A Taliban suicide bomber killed 14 Nepalese security guards in an attack Monday on their minibus in the Afghan capital, Kabul, the Interior Ministry and an Afghan security official said.
The Nepalese were on their way to the Canadian Embassy where they work as guards, according to another Nepalese guard who was wounded in the attack.
A Canadian official confirmed to CBC News that the security contractors were en route to the Canadian Embassy. The official said the attack was several kilometres away, and that all embassy staff and officials are safe.
The bomber was on foot when he struck the minibus, said Gen. Abdul Rahman Rahimi, the Kabul police chief. The minibus belonged to the employees of an unnamed foreign security company, he said.
An Interior Ministry statement confirmed that all 14 killed were Nepalese citizens, describing the attack as the work of a “terrorist suicide bomber.” It said the explosion also wounded nine people, five Nepalese employees and four Afghan civilians.
Amrit Rokaya Chhetri, a Nepalese who was wounded in the attack, told The Associated Press they were on their way to the Canadian Embassy when the blast took place.
“Many people died,” Chhetri said from his hospital bed, his head covered with a white bandage. “I say to my family, I am ok and I will come home.”
Abdullah Abdullah, the country’s chief executive officer, condemned the attack in a posting on Twitter, saying: “This attack is an act of terror and intimidation.”
Taliban spokesman Zabihullah Mujahid claimed responsibility for the attack in a statement to media.
In Nepal, Bharat Raj Paudyal, spokesman for Nepal’s Ministry of Foreign Affairs, said the government is aware of Monday’s incident in Kabul and is trying to verify the names of the victims and details about the bombing.
Nepal does not have an embassy in Afghanistan but the embassy in Islamabad, Pakistan, is working to get the details, he said.
The attack was the latest by the Taliban, who have stepped up assaults, including in the Afghan capital, as part of their summer offensive. The insurgent attacks frequently target government employees and Afghan security forces across the country.

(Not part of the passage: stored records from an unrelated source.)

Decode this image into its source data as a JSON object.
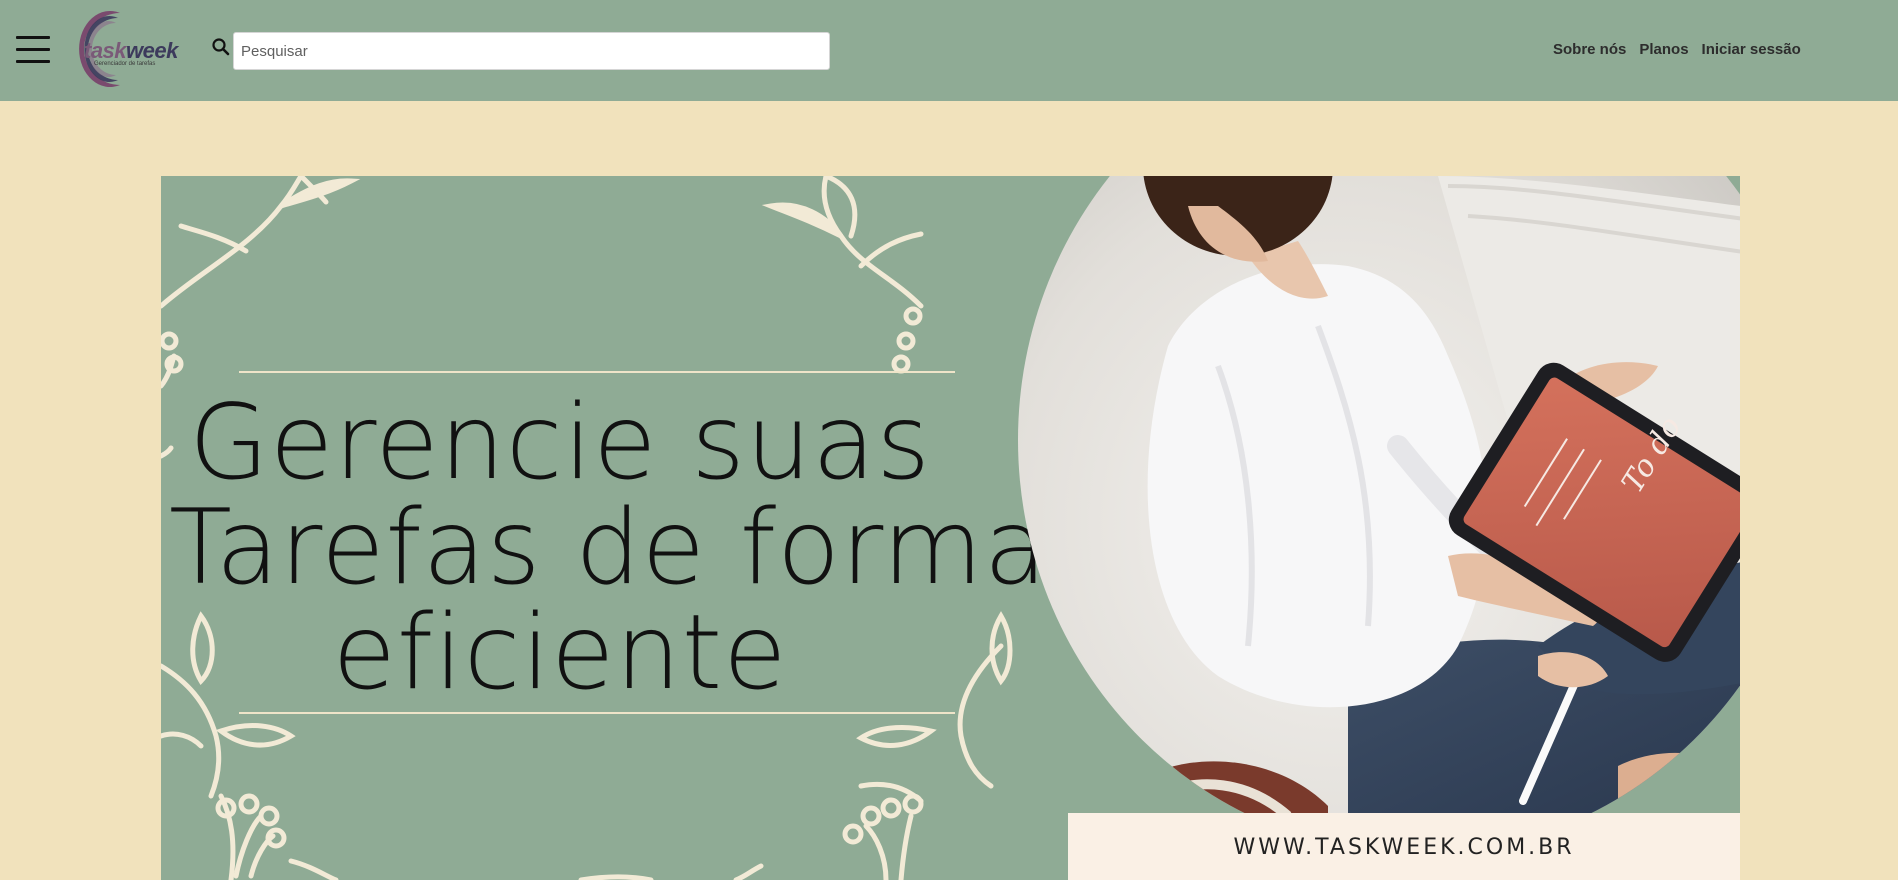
{
  "header": {
    "logo": {
      "word_a": "task",
      "word_b": "week",
      "tagline": "Gerenciador de tarefas"
    },
    "search": {
      "placeholder": "Pesquisar",
      "value": ""
    },
    "nav": [
      {
        "label": "Sobre nós"
      },
      {
        "label": "Planos"
      },
      {
        "label": "Iniciar sessão"
      }
    ]
  },
  "banner": {
    "headline_lines": [
      "Gerencie suas",
      "Tarefas de forma",
      "eficiente"
    ],
    "url": "WWW.TASKWEEK.COM.BR",
    "tablet_text": "To do"
  },
  "colors": {
    "header_bg": "#8fab95",
    "page_bg": "#f1e2bc",
    "banner_bg": "#8fab95",
    "ornament": "#f2ead6",
    "tablet_screen": "#c96a55"
  },
  "icons": [
    "hamburger-menu-icon",
    "taskweek-logo",
    "search-icon"
  ]
}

It underlined how serious the security threat facing Afghanistan remains since the death of former Taliban leader Mullah Akhtar Mansour in a U.S. drone strike last month.
The blast follows a deadly suicide attack on a bus carrying justice ministry staff near Kabul last month and a separate attack on a court in the central city of Ghazni on June 1.
The Taliban claimed both those attacks in revenge for the execution of six Taliban prisoners.